It’s Baby’s bedtime again – you’ve done bath, jammies, story, and now you’re considering brushing teeth.
But you start thinking to yourself:
“He really hates brushing and fights me every time.”
“I’m too exhausted for a battle by this point in the day.”
“He barely eats food anyway. How much can he really need to brush?”
Basically the thoughts say, “I don’t feel like it – baby doesn’t feel like it – so let’s wait to do it when we do feel like it.”
Let’s be honest – thoughts that we do ‘feel like it’ rarely come when brushing the teeth of a wailing child.
Research suggests that 90% of our choices are made on the basis of whether we “feel” like it or not. Which is why most often the voices in our head win and Baby goes to bed without brushing.
Brushing a baby’s teeth falls into the category of things like waking up without the snooze button, eating healthy, exercising, and doing the dishes. And as with this bedtime brushing scenario, the more thoughts we allow to play through our heads, the less inclined we are to feel motivated to act.
In as little as 18 months, the habit of not brushing can lead to bad bacteria taking over a toddler’s teeth and forming cavities. It goes that fast if parents are unaware.
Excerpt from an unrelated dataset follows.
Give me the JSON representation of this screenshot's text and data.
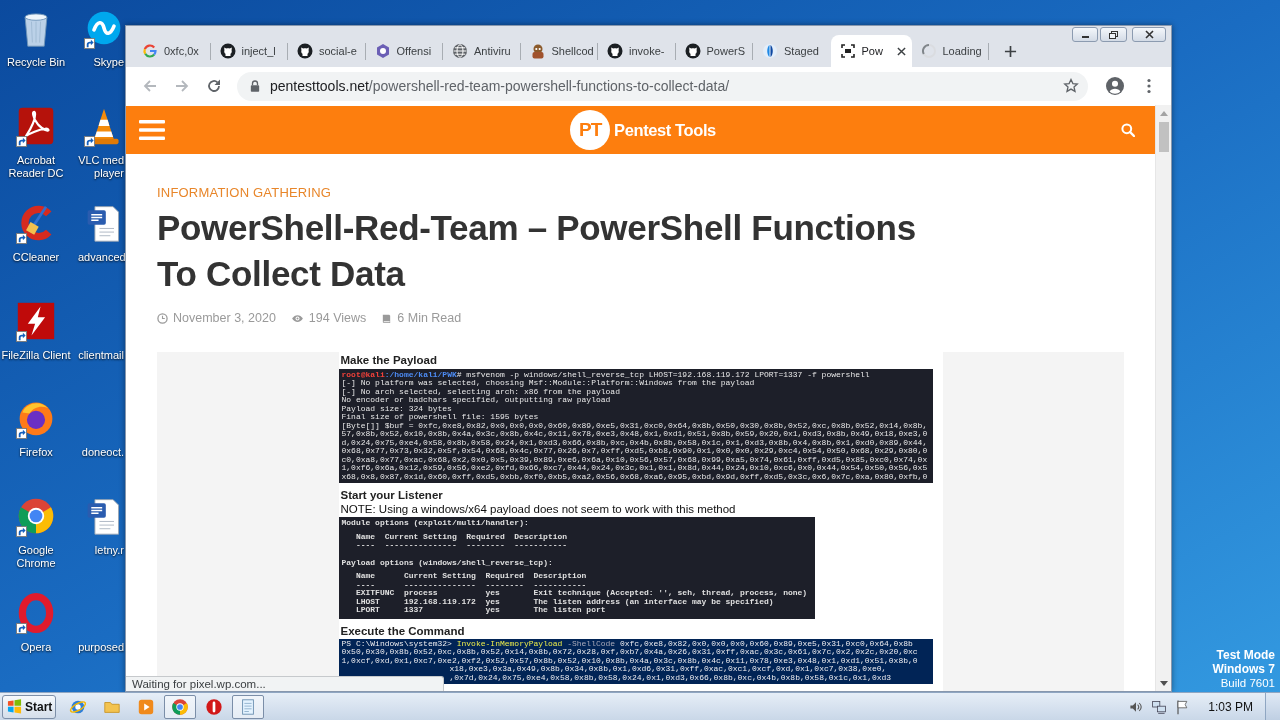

I refuse to let this happen to you and your child, and so must you.
So here’s what you do:
1) Decide to brush every day before bed, starting with your baby’s first tooth.
If your child already has teeth, it’s not too late. Start today. Make the commitment as soon as you read this.
2) Whenever the thoughts in your head start playing to get you to take a day off, use the “five second rule.”
The “five second rule” is this: countdown backwards 5 4 3 2 1.
This disrupts the “I don’t feel like it” thoughts, resets your thinking to “I’m in control,” and gives you the deadline to act – when you reach 1.
Author Mel Robbins wrote a book all about how it transformed her life and is helping many others, whether it’s with mental illness, overeating, oversleeping or even suicidal thoughts.
For us, we can apply it every day with bedtime brushing and ultimately save our child’s mouth from the bad bacteria that will form cavities throughout the mouth.
3) You or another caregiver must brush. Your child brushing their own teeth doesn’t count.
You can start by brushing as long or as short as you wish, but brush daily. Consistency and routine is the key for you and especially for your baby to learn that brushing teeth is a part of life. (For concrete tips on how to brush a wiggly or resistant baby or toddler’s teeth, sign up for my free guide to easier brushing.)
If you don’t like to hear your baby crying, brush one tooth for five seconds. That may be all you can get at first with a crying, thrashing baby.
But if you persist with this daily routine, five crazy seconds will eventually become ten wiggly seconds…which will become 30 calmer seconds…which will, believe it or not, eventually become 45 happy and easy seconds of brushing that could mean a decade of no cavities.
I know that this is true because I have done it with my own son and daughter, who were very resistant brushers at first!
The “five second rule” can transform your bedtime routine and make brushing battles a thing of the past. So just remember these three tips:
Make a firm decision to brush daily, beginning with your baby’s first tooth.
Use the “five second rule” if your thoughts start to derail you. 5, 4, 3, 2, 1…go.
You or a caregiver must brush, not the baby.
You’ve got this. This one nightly decision could save you a decade of dental visits with repeat cavities and expensive bills, not to mention the nightly nagging you’ll have to inflict on a resistant child for years and years.
Your Tooth Training Challenge for This Week:
The next time you don’t feel like brushing your little ones’ teeth, start counting backwards from five, and then go grab that toothbrush. And don’t forget to sign up for the guide to easier brushing!